Mud Weight: Density
||Hydrostatic pressure in the borehole and solids content of unweighted muds
||Drilling rate, hole stability, transportation and settling rate of cuttings Useless solids accumulation slows drilling rate, wastes fuel, causes equipment wear, loss of circulation, differential sticking, and damages the productive formation
||Below 9.0 lb./gal
||BAROID® weighting agent to increase weight Water dilution, shale shakers, desander/desilter cones, and good pit design decrease density
The most significant, yet simple measurement the driller can make is that of mud weight or density. No visual estimate can be made. Density must be measured by weighing a known volume. Density can be stated in any convenient units, such as lb./gal, lb./ft3, g/cm3.
To prevent the flow of formation fluids into the hole, the drilling mud must exert a greater pressure than that of the fluids in the porous rocks that are penetrated by the bit. The pressure exerted by the drilling mud at any depth is related directly to its density.
Hydrostatic pressure, psi = lb./gal x 0.052 x depth (ft)
Loss of circulation may result from excessive pressure due to mud that is too dense or heavy.

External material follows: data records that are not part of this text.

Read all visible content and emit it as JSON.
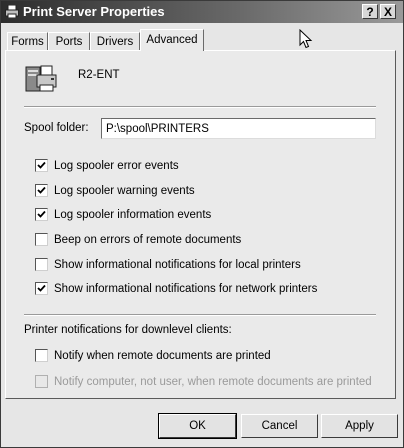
{
  "window": {
    "title": "Print Server Properties",
    "help_label": "?",
    "close_label": "X"
  },
  "tabs": [
    {
      "label": "Forms",
      "active": false
    },
    {
      "label": "Ports",
      "active": false
    },
    {
      "label": "Drivers",
      "active": false
    },
    {
      "label": "Advanced",
      "active": true
    }
  ],
  "server": {
    "name": "R2-ENT",
    "icon": "printer-server-icon"
  },
  "spool": {
    "label": "Spool folder:",
    "value": "P:\\spool\\PRINTERS"
  },
  "options": [
    {
      "label": "Log spooler error events",
      "checked": true
    },
    {
      "label": "Log spooler warning events",
      "checked": true
    },
    {
      "label": "Log spooler information events",
      "checked": true
    },
    {
      "label": "Beep on errors of remote documents",
      "checked": false
    },
    {
      "label": "Show informational notifications for local printers",
      "checked": false
    },
    {
      "label": "Show informational notifications for network printers",
      "checked": true
    }
  ],
  "downlevel": {
    "heading": "Printer notifications for downlevel clients:",
    "options": [
      {
        "label": "Notify when remote documents are printed",
        "checked": false,
        "enabled": true
      },
      {
        "label": "Notify computer, not user, when remote documents are printed",
        "checked": false,
        "enabled": false
      }
    ]
  },
  "buttons": {
    "ok": "OK",
    "cancel": "Cancel",
    "apply": "Apply"
  }
}
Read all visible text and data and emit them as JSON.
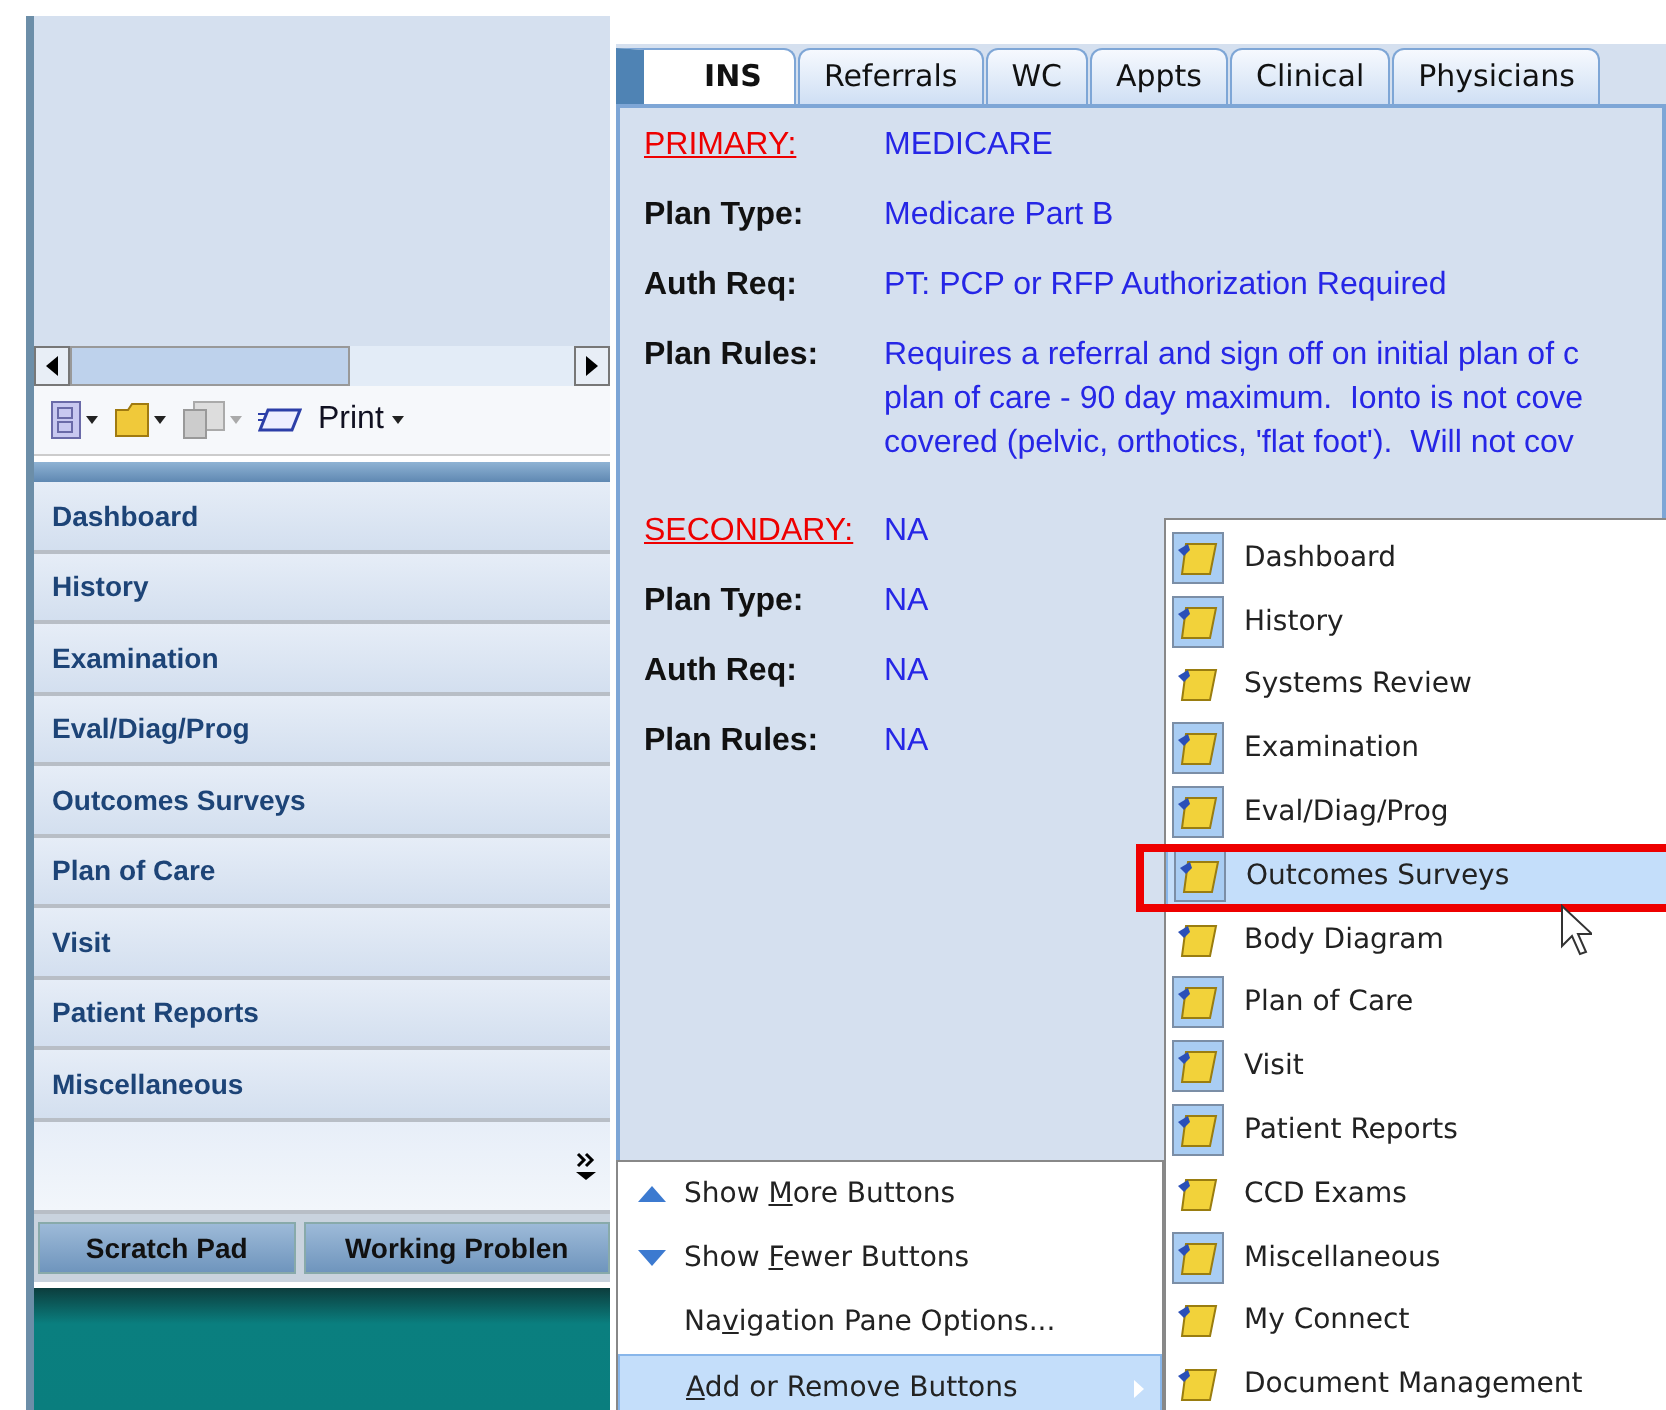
{
  "toolbar": {
    "print_label": "Print"
  },
  "nav_items": [
    {
      "label": "Dashboard"
    },
    {
      "label": "History"
    },
    {
      "label": "Examination"
    },
    {
      "label": "Eval/Diag/Prog"
    },
    {
      "label": "Outcomes Surveys"
    },
    {
      "label": "Plan of Care"
    },
    {
      "label": "Visit"
    },
    {
      "label": "Patient Reports"
    },
    {
      "label": "Miscellaneous"
    }
  ],
  "bottom_tabs": [
    {
      "label": "Scratch Pad"
    },
    {
      "label": "Working Problen"
    }
  ],
  "tabs": [
    {
      "label": "INS",
      "selected": true
    },
    {
      "label": "Referrals",
      "selected": false
    },
    {
      "label": "WC",
      "selected": false
    },
    {
      "label": "Appts",
      "selected": false
    },
    {
      "label": "Clinical",
      "selected": false
    },
    {
      "label": "Physicians",
      "selected": false
    }
  ],
  "insurance": [
    {
      "heading": "PRIMARY:",
      "name": "MEDICARE",
      "fields": [
        {
          "label": "Plan Type:",
          "value": "Medicare Part B"
        },
        {
          "label": "Auth Req:",
          "value": "PT: PCP or RFP Authorization Required"
        },
        {
          "label": "Plan Rules:",
          "value": "Requires a referral and sign off on initial plan of c\nplan of care - 90 day maximum.  Ionto is not cove\ncovered (pelvic, orthotics, 'flat foot').  Will not cov"
        }
      ]
    },
    {
      "heading": "SECONDARY:",
      "name": "NA",
      "fields": [
        {
          "label": "Plan Type:",
          "value": "NA"
        },
        {
          "label": "Auth Req:",
          "value": "NA"
        },
        {
          "label": "Plan Rules:",
          "value": "NA"
        }
      ]
    }
  ],
  "options_menu": [
    {
      "label": "Show **M**ore Buttons",
      "kind": "up"
    },
    {
      "label": "Show **F**ewer Buttons",
      "kind": "down"
    },
    {
      "label": "Na**v**igation Pane Options...",
      "kind": "plain"
    },
    {
      "label": "**A**dd or Remove Buttons",
      "kind": "submenu",
      "selected": true
    }
  ],
  "buttons_menu": [
    {
      "label": "Dashboard",
      "checked": true,
      "selected": false
    },
    {
      "label": "History",
      "checked": true,
      "selected": false
    },
    {
      "label": "Systems Review",
      "checked": false,
      "selected": false
    },
    {
      "label": "Examination",
      "checked": true,
      "selected": false
    },
    {
      "label": "Eval/Diag/Prog",
      "checked": true,
      "selected": false
    },
    {
      "label": "Outcomes Surveys",
      "checked": true,
      "selected": true,
      "annotated": true
    },
    {
      "label": "Body Diagram",
      "checked": false,
      "selected": false
    },
    {
      "label": "Plan of Care",
      "checked": true,
      "selected": false
    },
    {
      "label": "Visit",
      "checked": true,
      "selected": false
    },
    {
      "label": "Patient Reports",
      "checked": true,
      "selected": false
    },
    {
      "label": "CCD Exams",
      "checked": false,
      "selected": false
    },
    {
      "label": "Miscellaneous",
      "checked": true,
      "selected": false
    },
    {
      "label": "My Connect",
      "checked": false,
      "selected": false
    },
    {
      "label": "Document Management",
      "checked": false,
      "selected": false
    }
  ]
}
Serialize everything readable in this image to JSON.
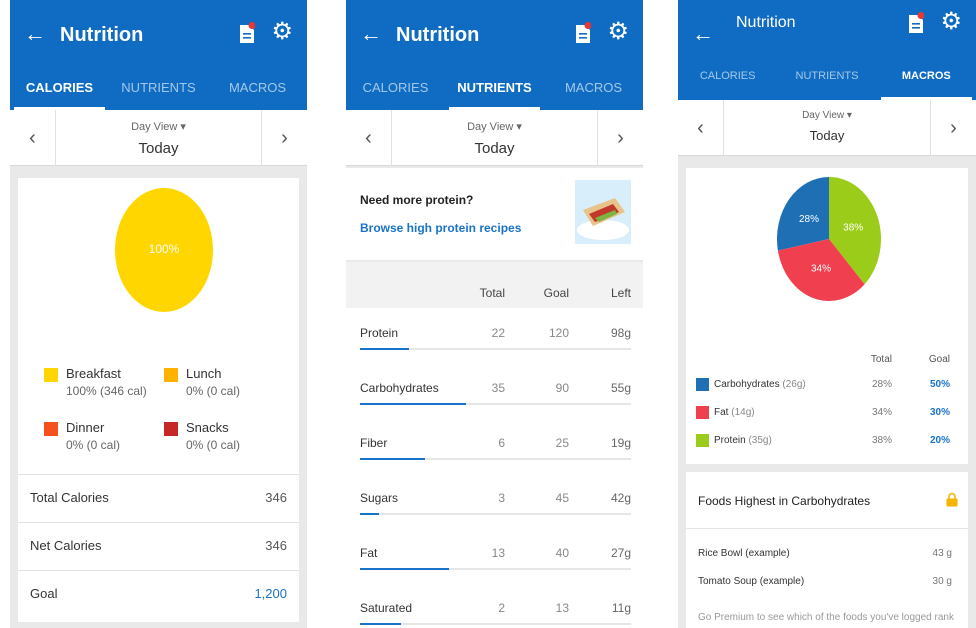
{
  "screens": [
    {
      "header": {
        "title": "Nutrition"
      },
      "tabs": [
        "CALORIES",
        "NUTRIENTS",
        "MACROS"
      ],
      "active_tab": 0,
      "dayview": {
        "label": "Day View",
        "value": "Today"
      },
      "pie": {
        "label": "100%",
        "color": "#ffd600"
      },
      "legend": [
        {
          "name": "Breakfast",
          "value": "100% (346 cal)",
          "color": "#ffd600"
        },
        {
          "name": "Lunch",
          "value": "0% (0 cal)",
          "color": "#ffb300"
        },
        {
          "name": "Dinner",
          "value": "0% (0 cal)",
          "color": "#f4511e"
        },
        {
          "name": "Snacks",
          "value": "0% (0 cal)",
          "color": "#c62828"
        }
      ],
      "rows": [
        {
          "label": "Total Calories",
          "value": "346"
        },
        {
          "label": "Net Calories",
          "value": "346"
        },
        {
          "label": "Goal",
          "value": "1,200"
        }
      ]
    },
    {
      "header": {
        "title": "Nutrition"
      },
      "tabs": [
        "CALORIES",
        "NUTRIENTS",
        "MACROS"
      ],
      "active_tab": 1,
      "dayview": {
        "label": "Day View",
        "value": "Today"
      },
      "promo": {
        "question": "Need more protein?",
        "link": "Browse high protein recipes"
      },
      "columns": [
        "Total",
        "Goal",
        "Left"
      ],
      "nutrients": [
        {
          "name": "Protein",
          "total": "22",
          "goal": "120",
          "left": "98g",
          "progress": 0.18
        },
        {
          "name": "Carbohydrates",
          "total": "35",
          "goal": "90",
          "left": "55g",
          "progress": 0.39
        },
        {
          "name": "Fiber",
          "total": "6",
          "goal": "25",
          "left": "19g",
          "progress": 0.24
        },
        {
          "name": "Sugars",
          "total": "3",
          "goal": "45",
          "left": "42g",
          "progress": 0.07
        },
        {
          "name": "Fat",
          "total": "13",
          "goal": "40",
          "left": "27g",
          "progress": 0.33
        },
        {
          "name": "Saturated",
          "total": "2",
          "goal": "13",
          "left": "11g",
          "progress": 0.15
        }
      ]
    },
    {
      "header": {
        "title": "Nutrition"
      },
      "tabs": [
        "CALORIES",
        "NUTRIENTS",
        "MACROS"
      ],
      "active_tab": 2,
      "dayview": {
        "label": "Day View",
        "value": "Today"
      },
      "columns": [
        "Total",
        "Goal"
      ],
      "macros": [
        {
          "name": "Carbohydrates",
          "amount": "(26g)",
          "total": "28%",
          "goal": "50%",
          "share": 28,
          "color": "#1f6fb5"
        },
        {
          "name": "Fat",
          "amount": "(14g)",
          "total": "34%",
          "goal": "30%",
          "share": 34,
          "color": "#f0404f"
        },
        {
          "name": "Protein",
          "amount": "(35g)",
          "total": "38%",
          "goal": "20%",
          "share": 38,
          "color": "#9ccc1a"
        }
      ],
      "foods": {
        "heading": "Foods Highest in Carbohydrates",
        "items": [
          {
            "name": "Rice Bowl (example)",
            "value": "43 g"
          },
          {
            "name": "Tomato Soup (example)",
            "value": "30 g"
          }
        ],
        "note": "Go Premium to see which of the foods you've logged rank"
      }
    }
  ],
  "icons": {
    "back": "arrow-left-icon",
    "doc": "document-icon",
    "gear": "gear-icon",
    "lock": "lock-icon"
  }
}
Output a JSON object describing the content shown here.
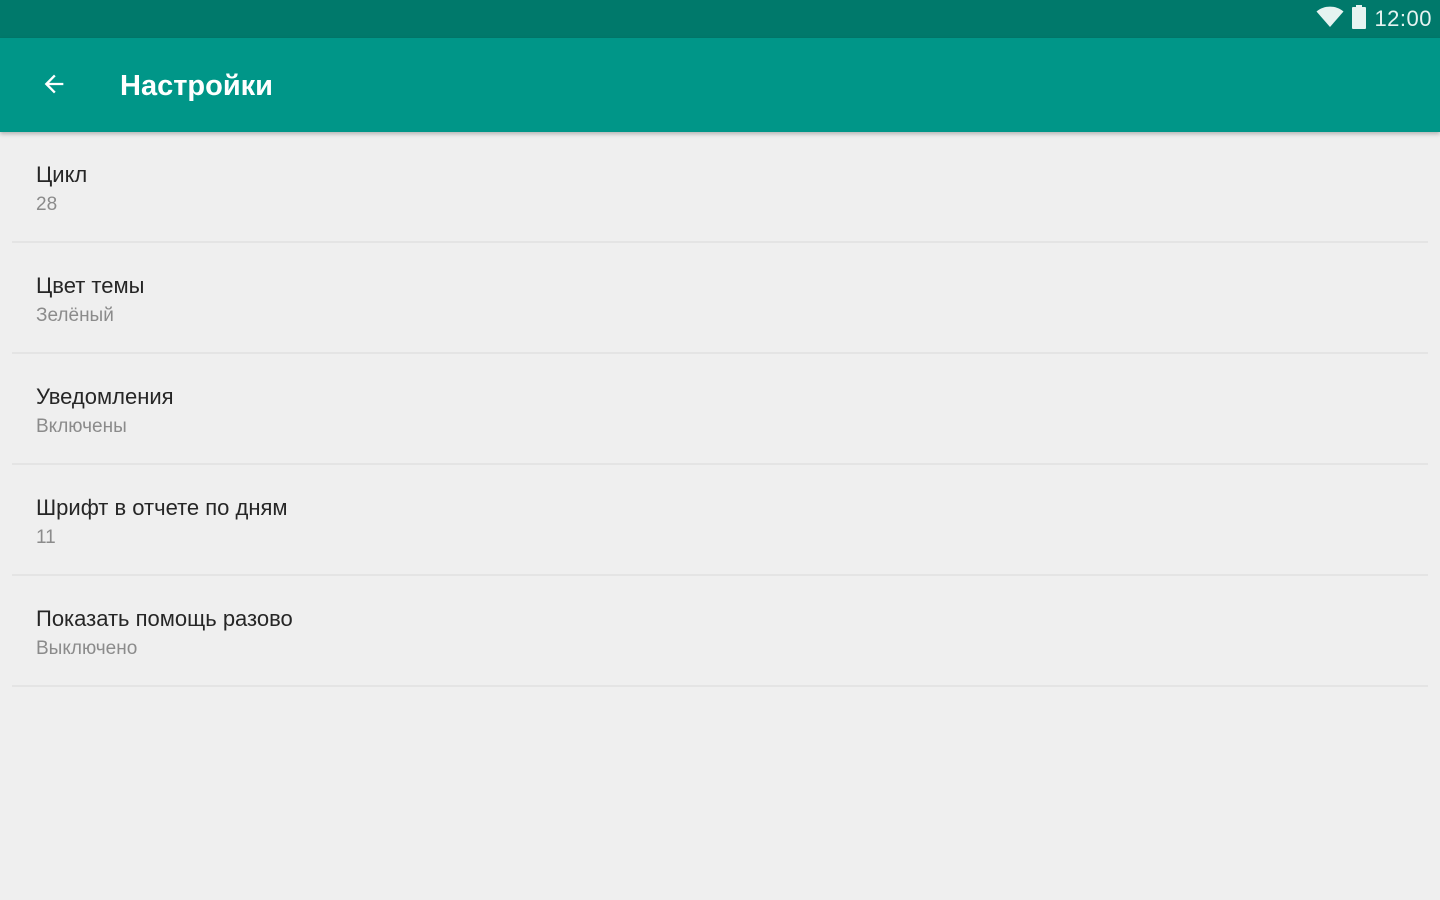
{
  "status_bar": {
    "time": "12:00",
    "icons": [
      "wifi-icon",
      "battery-icon"
    ]
  },
  "app_bar": {
    "title": "Настройки",
    "back_icon": "arrow-back-icon",
    "color": "#009688",
    "status_color": "#00796b"
  },
  "settings": [
    {
      "title": "Цикл",
      "summary": "28"
    },
    {
      "title": "Цвет темы",
      "summary": "Зелёный"
    },
    {
      "title": "Уведомления",
      "summary": "Включены"
    },
    {
      "title": "Шрифт в отчете по дням",
      "summary": "11"
    },
    {
      "title": "Показать помощь разово",
      "summary": "Выключено"
    }
  ]
}
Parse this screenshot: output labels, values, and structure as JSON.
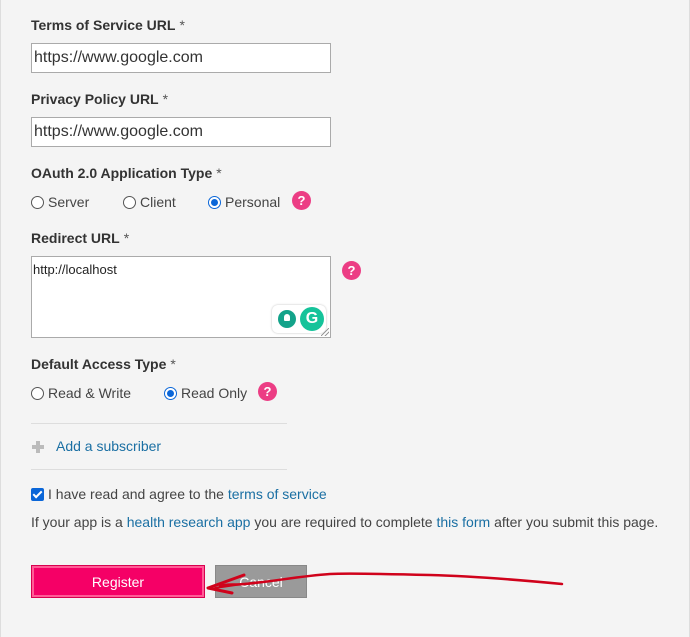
{
  "terms_of_service": {
    "label": "Terms of Service URL",
    "required": "*",
    "value": "https://www.google.com"
  },
  "privacy_policy": {
    "label": "Privacy Policy URL",
    "required": "*",
    "value": "https://www.google.com"
  },
  "oauth_type": {
    "label": "OAuth 2.0 Application Type",
    "required": "*",
    "options": [
      "Server",
      "Client",
      "Personal"
    ],
    "selected": "Personal",
    "help": "?"
  },
  "redirect_url": {
    "label": "Redirect URL",
    "required": "*",
    "value": "http://localhost",
    "help": "?",
    "grammarly_icon": "G"
  },
  "access_type": {
    "label": "Default Access Type",
    "required": "*",
    "options": [
      "Read & Write",
      "Read Only"
    ],
    "selected": "Read Only",
    "help": "?"
  },
  "subscriber": {
    "add_label": "Add a subscriber"
  },
  "agreement": {
    "checked": true,
    "text": "I have read and agree to the",
    "link": "terms of service"
  },
  "info": {
    "part1": "If your app is a",
    "link1": "health research app",
    "part2": "you are required to complete",
    "link2": "this form",
    "part3": "after you submit this page."
  },
  "buttons": {
    "register": "Register",
    "cancel": "Cancel"
  },
  "colors": {
    "accent": "#f50066",
    "link": "#1a6fa3",
    "help": "#ec3d84",
    "annotation": "#d0021b"
  }
}
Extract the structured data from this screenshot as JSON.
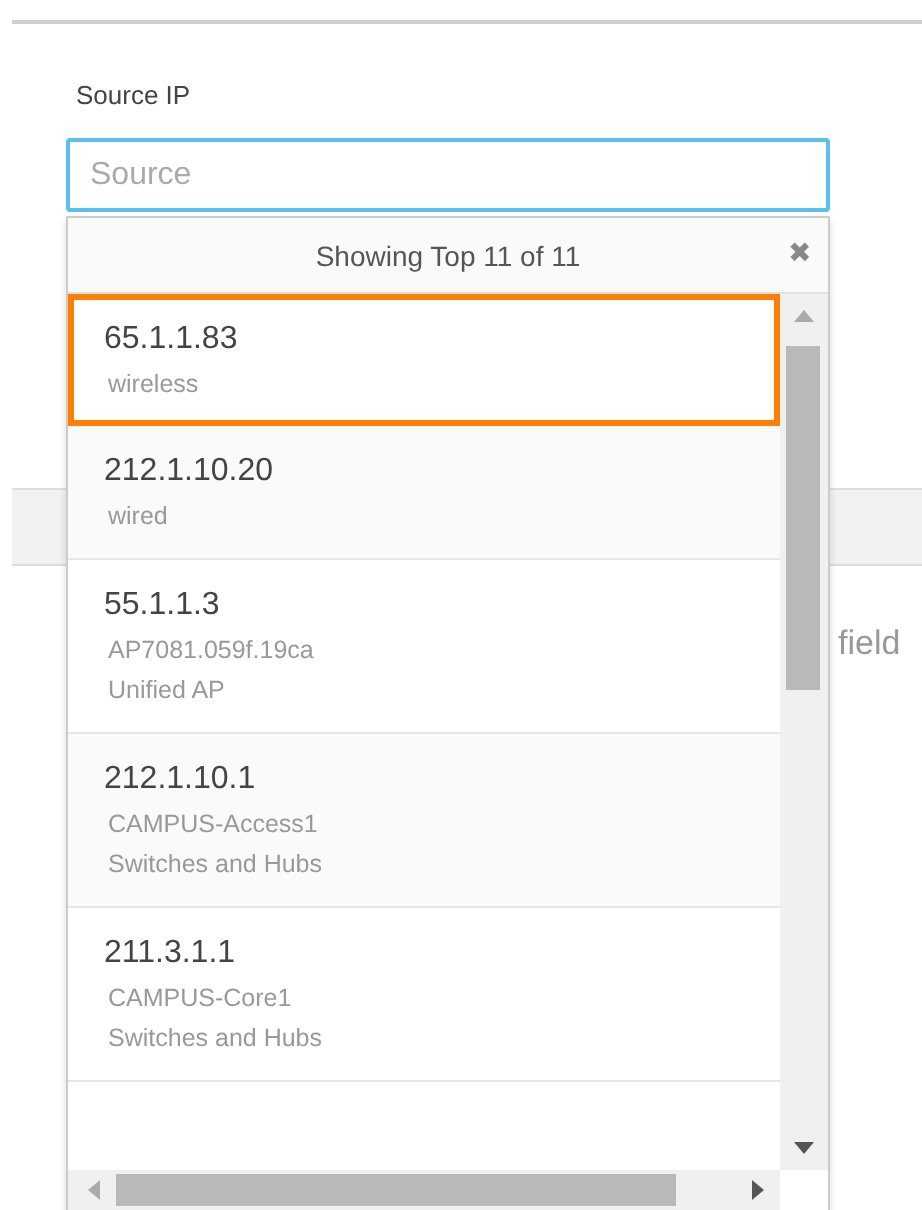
{
  "field": {
    "label": "Source IP",
    "placeholder": "Source",
    "focused": true
  },
  "background": {
    "text": "field"
  },
  "dropdown": {
    "header": "Showing Top 11 of 11",
    "close": "✖",
    "items": [
      {
        "address": "65.1.1.83",
        "lines": [
          "wireless"
        ],
        "selected": true
      },
      {
        "address": "212.1.10.20",
        "lines": [
          "wired"
        ],
        "selected": false
      },
      {
        "address": "55.1.1.3",
        "lines": [
          "AP7081.059f.19ca",
          "Unified AP"
        ],
        "selected": false
      },
      {
        "address": "212.1.10.1",
        "lines": [
          "CAMPUS-Access1",
          "Switches and Hubs"
        ],
        "selected": false
      },
      {
        "address": "211.3.1.1",
        "lines": [
          "CAMPUS-Core1",
          "Switches and Hubs"
        ],
        "selected": false
      }
    ]
  }
}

With simple water-based muds, density is a reliable measure of the amount of suspended solids.
Solids that do not contribute useful properties (i.e., most drilled solids) are objectionable. Abrasive solids, like sand, cause excessive wear on pumps, drill string and bit. The drilling rate is reduced; a thick filter cake is deposited on permeable formations, and the pump does unnecessary work recirculating solids that have been allowed to collect in the mud.
For the water well driller, a most objectionable effect of useless solids is the formation of a thick filter cake on the water-bearing section. The thick filter cake on the water-bearing formation may not be removed completely and consequently impairs the flow of water. By weighing the mud regularly, the solids content can be estimated so that corrective steps can be taken before damage is done.
Procedure for Using the Baroid Mud Balance
- Fill the cup to capacity with fresh, screened mud.
- Replace lid and rotate until firmly seated, making sure some mud is squeezed out the vent hole. Wipe or wash excess mud from the exterior of the balance, and dry. Then seat the balance with its knife edge on the stand and level it by adjusting the rider.
- Read mud density from the edge of the rider as indicated by marker on the rider. Use any of the four scales to express the mud density as required.
- Calibration can be checked by filling the cup with fresh water. It should read 8.34 lb./gal or 1.0 g/cm3.